Premature ventricular contractions (PVCs) or common extra heartbeats may be a modifiable risk factor for congestive heart failure (CHF) and death, reports a recent study.
Researchers at University of California, San Francisco conducted the study based on more than a decade of research of 1,139 participants from the national Cardiovascular Health Study.
PVCs are extra, abnormal heartbeats that occur in the ventricles. They disrupt the heart's regular rhythm but usually are no reason for concern or require treatment.
CHF currently affects more than 5 million Americans, and its prevalence is expected to increase by 25 percent in the next 15 years. Risk factors include obesity, diabetes and hypertension, but up 50 percent of cases have no known cause.
Earlier studies of patients presenting for catheter ablation suggest that PVCs are a modifiable risk factor for CHF. However, the relationship of PVC frequency, CHF incidents and mortality in the general population is unknown.
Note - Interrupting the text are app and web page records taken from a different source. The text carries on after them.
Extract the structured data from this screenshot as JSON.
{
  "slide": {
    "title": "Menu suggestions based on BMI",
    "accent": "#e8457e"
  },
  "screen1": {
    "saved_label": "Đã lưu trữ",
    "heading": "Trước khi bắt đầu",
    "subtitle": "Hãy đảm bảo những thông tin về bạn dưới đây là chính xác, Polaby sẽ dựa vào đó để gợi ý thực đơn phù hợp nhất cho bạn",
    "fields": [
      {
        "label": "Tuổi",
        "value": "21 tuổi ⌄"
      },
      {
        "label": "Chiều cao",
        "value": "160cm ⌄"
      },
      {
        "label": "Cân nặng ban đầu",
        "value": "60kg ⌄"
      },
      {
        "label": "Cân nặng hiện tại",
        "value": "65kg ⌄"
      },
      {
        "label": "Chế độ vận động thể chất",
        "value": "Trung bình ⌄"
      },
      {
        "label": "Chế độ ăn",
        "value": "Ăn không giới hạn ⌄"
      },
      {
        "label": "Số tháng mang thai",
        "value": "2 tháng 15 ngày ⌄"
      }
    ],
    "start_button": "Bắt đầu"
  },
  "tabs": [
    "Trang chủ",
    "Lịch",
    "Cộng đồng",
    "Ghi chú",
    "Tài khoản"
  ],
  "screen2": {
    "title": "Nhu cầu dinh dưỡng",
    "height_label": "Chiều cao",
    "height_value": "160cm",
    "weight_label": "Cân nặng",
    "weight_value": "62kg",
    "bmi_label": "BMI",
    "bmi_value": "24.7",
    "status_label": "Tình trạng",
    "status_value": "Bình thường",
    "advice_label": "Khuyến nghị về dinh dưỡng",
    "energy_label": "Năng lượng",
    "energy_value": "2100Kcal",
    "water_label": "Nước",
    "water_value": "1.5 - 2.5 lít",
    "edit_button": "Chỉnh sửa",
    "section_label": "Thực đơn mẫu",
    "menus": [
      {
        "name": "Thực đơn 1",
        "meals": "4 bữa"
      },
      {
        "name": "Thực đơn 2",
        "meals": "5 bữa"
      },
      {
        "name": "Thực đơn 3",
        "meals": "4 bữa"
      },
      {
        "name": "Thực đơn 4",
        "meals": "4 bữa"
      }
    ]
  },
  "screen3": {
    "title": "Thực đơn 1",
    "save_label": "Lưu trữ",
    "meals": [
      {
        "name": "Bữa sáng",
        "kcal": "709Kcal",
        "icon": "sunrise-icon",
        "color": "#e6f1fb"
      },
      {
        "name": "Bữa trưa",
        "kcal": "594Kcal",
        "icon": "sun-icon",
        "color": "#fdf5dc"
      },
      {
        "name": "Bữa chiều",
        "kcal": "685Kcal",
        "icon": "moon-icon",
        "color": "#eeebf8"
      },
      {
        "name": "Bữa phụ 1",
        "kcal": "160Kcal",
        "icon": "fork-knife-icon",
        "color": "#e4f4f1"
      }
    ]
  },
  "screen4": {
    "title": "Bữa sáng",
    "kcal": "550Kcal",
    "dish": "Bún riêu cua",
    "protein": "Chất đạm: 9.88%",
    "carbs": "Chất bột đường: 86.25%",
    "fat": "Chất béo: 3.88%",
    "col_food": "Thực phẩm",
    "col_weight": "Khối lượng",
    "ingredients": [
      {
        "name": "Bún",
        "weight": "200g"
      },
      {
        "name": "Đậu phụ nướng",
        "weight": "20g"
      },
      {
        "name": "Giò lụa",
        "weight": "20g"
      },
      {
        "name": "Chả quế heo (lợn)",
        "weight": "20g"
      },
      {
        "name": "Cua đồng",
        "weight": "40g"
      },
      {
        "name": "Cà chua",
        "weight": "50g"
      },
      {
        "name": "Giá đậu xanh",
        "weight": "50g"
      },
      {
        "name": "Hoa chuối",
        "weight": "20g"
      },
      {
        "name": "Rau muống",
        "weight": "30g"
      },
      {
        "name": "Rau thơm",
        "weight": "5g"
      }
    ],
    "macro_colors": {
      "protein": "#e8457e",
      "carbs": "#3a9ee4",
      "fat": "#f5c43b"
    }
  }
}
A higher frequency of premature ventricular contractions was associated with decline in ejaculation from the left ventricle, increased CHF incidents and greater mortality.
PVCs can be prevented through medical or ablation therapy, this study indicates they may be a modifiable risk factor for congestive heart failure and death.
"Future studies will need to delve into identifying the exact types of patients, and likely the particular types of PVCs, most strongly associated with subsequent heart failure," Marcus said. "Once that occurs, randomized trials among those higher-risk patients to catheter ablation of PVCs, for example, may be warranted."